• Task goal
Go through the material and return every line that contains the string "title".

• Exercise input

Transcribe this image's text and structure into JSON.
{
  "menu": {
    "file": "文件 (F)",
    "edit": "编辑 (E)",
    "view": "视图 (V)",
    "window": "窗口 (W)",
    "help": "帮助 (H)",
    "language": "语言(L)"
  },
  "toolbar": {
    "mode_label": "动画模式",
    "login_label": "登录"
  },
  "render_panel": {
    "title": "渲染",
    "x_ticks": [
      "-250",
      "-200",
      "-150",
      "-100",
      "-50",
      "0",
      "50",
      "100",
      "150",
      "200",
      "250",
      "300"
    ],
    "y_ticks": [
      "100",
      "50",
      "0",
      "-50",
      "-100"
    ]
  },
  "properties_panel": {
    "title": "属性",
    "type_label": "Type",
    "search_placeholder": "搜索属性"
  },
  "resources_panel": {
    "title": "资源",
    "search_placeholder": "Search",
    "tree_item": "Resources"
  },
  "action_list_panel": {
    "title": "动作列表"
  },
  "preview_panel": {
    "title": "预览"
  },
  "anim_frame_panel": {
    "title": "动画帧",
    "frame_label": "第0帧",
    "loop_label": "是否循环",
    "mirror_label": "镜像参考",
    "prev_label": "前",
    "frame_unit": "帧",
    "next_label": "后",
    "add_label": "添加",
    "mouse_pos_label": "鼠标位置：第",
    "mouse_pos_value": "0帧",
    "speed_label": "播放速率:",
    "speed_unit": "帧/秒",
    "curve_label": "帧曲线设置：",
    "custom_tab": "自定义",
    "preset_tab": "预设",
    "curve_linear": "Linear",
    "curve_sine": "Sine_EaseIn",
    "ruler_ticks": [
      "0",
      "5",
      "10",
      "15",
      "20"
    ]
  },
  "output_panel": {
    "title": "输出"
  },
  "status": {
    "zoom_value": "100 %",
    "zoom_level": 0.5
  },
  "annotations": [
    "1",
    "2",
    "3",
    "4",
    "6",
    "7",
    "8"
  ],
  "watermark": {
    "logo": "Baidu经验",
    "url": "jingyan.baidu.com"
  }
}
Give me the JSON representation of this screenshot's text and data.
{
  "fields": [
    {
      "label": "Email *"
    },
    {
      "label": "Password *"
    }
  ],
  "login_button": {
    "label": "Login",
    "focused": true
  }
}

• Written solution
    "title": "渲染",
    "title": "属性",
    "title": "资源",
    "title": "动作列表"
    "title": "预览"
    "title": "动画帧",
    "title": "输出"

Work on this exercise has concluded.